[Stored items from a collection]

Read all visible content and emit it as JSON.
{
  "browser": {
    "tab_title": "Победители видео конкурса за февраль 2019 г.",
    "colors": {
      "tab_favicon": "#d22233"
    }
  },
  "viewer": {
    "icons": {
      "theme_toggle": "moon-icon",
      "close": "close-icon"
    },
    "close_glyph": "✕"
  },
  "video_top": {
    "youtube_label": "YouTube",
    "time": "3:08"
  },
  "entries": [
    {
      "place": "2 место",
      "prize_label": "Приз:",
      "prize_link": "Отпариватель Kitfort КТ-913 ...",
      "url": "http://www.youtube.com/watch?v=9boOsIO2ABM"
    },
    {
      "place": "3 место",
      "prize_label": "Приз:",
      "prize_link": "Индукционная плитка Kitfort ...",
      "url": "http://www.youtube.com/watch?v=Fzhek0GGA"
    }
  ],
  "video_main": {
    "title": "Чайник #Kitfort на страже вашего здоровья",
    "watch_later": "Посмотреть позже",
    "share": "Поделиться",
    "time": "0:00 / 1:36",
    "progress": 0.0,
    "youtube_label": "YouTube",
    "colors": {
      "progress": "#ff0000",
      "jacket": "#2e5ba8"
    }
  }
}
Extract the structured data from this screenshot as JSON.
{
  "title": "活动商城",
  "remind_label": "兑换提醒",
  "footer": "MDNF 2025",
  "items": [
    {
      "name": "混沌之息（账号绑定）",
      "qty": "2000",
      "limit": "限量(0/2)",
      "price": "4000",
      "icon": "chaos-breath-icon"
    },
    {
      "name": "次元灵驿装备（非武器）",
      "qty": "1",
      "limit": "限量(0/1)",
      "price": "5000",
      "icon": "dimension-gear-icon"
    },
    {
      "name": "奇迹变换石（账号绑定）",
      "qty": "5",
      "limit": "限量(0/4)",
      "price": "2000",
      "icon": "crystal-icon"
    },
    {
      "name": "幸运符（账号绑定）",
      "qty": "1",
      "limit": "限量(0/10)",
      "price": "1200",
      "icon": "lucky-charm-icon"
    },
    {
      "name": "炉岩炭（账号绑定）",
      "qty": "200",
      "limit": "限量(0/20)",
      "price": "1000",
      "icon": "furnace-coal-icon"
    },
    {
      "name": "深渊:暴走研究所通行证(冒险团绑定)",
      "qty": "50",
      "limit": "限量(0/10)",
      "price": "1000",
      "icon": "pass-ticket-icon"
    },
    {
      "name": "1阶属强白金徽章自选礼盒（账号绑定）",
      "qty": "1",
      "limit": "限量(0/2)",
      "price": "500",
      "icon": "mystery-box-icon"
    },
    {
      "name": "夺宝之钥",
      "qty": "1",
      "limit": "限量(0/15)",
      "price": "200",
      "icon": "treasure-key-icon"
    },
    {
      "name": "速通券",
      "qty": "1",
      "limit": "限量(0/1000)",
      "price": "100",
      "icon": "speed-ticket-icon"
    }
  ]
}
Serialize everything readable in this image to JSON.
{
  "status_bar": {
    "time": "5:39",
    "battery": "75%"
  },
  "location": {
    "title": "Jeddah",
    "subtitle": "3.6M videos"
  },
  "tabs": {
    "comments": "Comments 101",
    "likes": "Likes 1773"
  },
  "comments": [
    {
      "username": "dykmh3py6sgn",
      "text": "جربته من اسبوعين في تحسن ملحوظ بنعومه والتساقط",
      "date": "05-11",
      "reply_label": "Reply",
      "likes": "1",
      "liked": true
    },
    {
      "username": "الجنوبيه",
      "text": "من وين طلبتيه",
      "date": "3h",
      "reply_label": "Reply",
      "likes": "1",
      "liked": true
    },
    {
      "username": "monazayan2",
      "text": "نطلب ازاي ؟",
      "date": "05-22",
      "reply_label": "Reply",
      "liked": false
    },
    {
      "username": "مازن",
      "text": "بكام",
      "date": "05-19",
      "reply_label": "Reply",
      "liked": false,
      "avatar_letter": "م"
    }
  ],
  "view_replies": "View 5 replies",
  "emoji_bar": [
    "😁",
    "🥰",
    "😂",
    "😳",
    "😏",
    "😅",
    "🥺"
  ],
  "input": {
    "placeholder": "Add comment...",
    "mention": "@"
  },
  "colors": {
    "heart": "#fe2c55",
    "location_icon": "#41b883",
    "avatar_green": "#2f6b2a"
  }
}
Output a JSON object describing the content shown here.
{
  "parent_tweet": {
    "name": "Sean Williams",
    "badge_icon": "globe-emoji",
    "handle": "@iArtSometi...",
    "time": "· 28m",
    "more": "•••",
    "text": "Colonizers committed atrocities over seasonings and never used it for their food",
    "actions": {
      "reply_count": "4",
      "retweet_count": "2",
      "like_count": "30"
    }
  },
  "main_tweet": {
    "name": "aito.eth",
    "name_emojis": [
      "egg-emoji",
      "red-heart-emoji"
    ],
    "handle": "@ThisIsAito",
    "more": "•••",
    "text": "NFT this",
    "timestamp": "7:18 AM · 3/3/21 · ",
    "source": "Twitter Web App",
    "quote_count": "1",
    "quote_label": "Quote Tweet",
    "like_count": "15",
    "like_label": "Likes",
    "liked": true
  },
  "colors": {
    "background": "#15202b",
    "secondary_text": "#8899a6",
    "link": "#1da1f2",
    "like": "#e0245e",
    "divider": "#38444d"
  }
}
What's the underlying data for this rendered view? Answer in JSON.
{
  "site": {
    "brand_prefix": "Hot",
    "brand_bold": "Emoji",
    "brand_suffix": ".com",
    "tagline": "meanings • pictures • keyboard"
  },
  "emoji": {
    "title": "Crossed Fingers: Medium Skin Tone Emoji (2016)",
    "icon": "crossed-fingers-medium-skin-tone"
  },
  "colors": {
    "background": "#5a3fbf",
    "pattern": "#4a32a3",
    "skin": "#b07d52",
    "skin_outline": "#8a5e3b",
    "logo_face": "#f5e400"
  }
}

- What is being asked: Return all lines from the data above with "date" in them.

- Solution below:
      "date": "05-11",
      "date": "3h",
      "date": "05-22",
      "date": "05-19",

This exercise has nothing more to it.